Eva Brumberger is an associate professor and head of the technical communication program at Arizona State University. She has worked in the computer industry as a technical writer and continues to do freelance writing and editing. Her research interests include visual rhetoric and document design, workplace and intercultural communication, and pedagogy. She has published in a variety of journals, has co-edited a collection on teaching visual communication, and serves on the editorial board of the Journal of Visual Literacy and Communication Design Quarterly. She is available at email@example.com.
Claire Lauer is an associate professor in the technical communication program at Arizona State University. She teaches courses in visual communication, data visualization, and research methods. Her research has appeared in a range of journals, including Technical Communication Quarterly, Written Communication, Journal of Business and Technical Communication, Kairos, Computers and Composition, and Programmatic Perspectives. She is currently serving as chair of ACM’s Special Interest Group for the Design of Communication (SIGDOC). She is available at firstname.lastname@example.org.
Manuscript received 10 October 2016, revised 17 April 2017; accepted 18 April 2017.
Appendix: Raw Numbers
|India (258 jobs)||UK-IR (216 jobs)||US (914 jobs)|
|Multimodal & Video||23||9%||53||25%||183||20%|
|Social Media Writing||84||33%||86||40%||193||21%|
|User Guides/Tech Documentation||65||25%||50||23%||487||53%|
|India (258 jobs)||UK-IR (216 jobs)||US (914 jobs)|
|Adobe Creative Suite/Cloud||8||3%||9||4%||56||6%|
|CMS/DMS (Content Management)||33||13%||58||27%||129||14%|
|India (258 jobs)||UK-IR (216 jobs)||US (914 jobs)|

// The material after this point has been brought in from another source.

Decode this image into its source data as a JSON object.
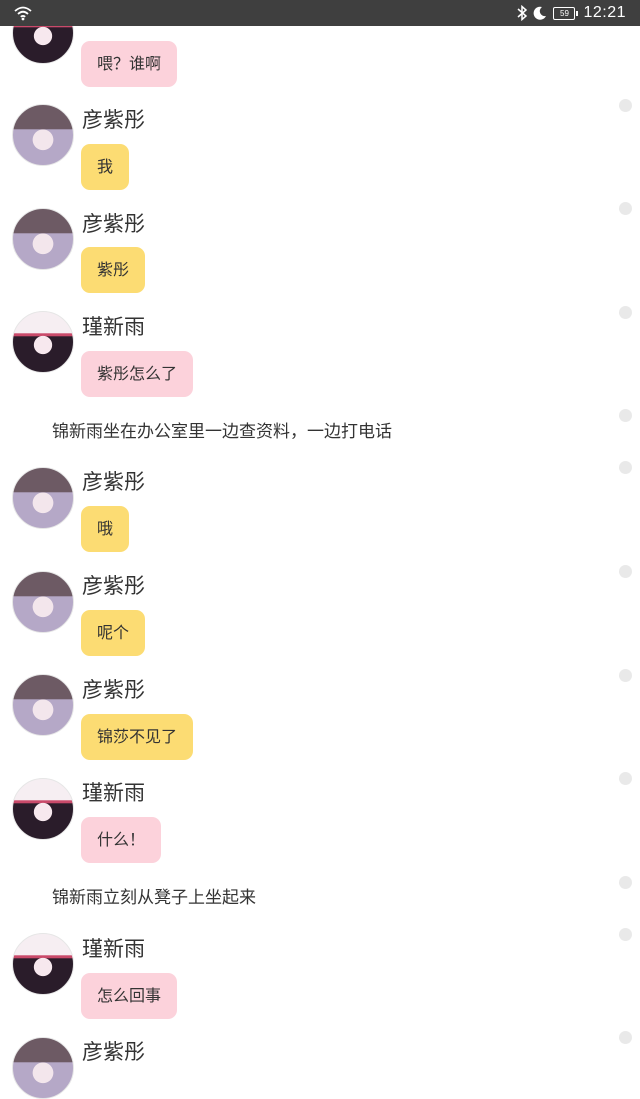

|Subject Matter Familiarity||41||16%||70||32%||364||40%|
|Translating Complex Material||18||7%||28||13%||134||15%|
|Usability & Testing||28||11%||20||9%||165||18%|
|Work with SMEs||40||16%||41||19%||260||28%|
|India (258 jobs)||UK-IR (216 jobs)||US (914 jobs)|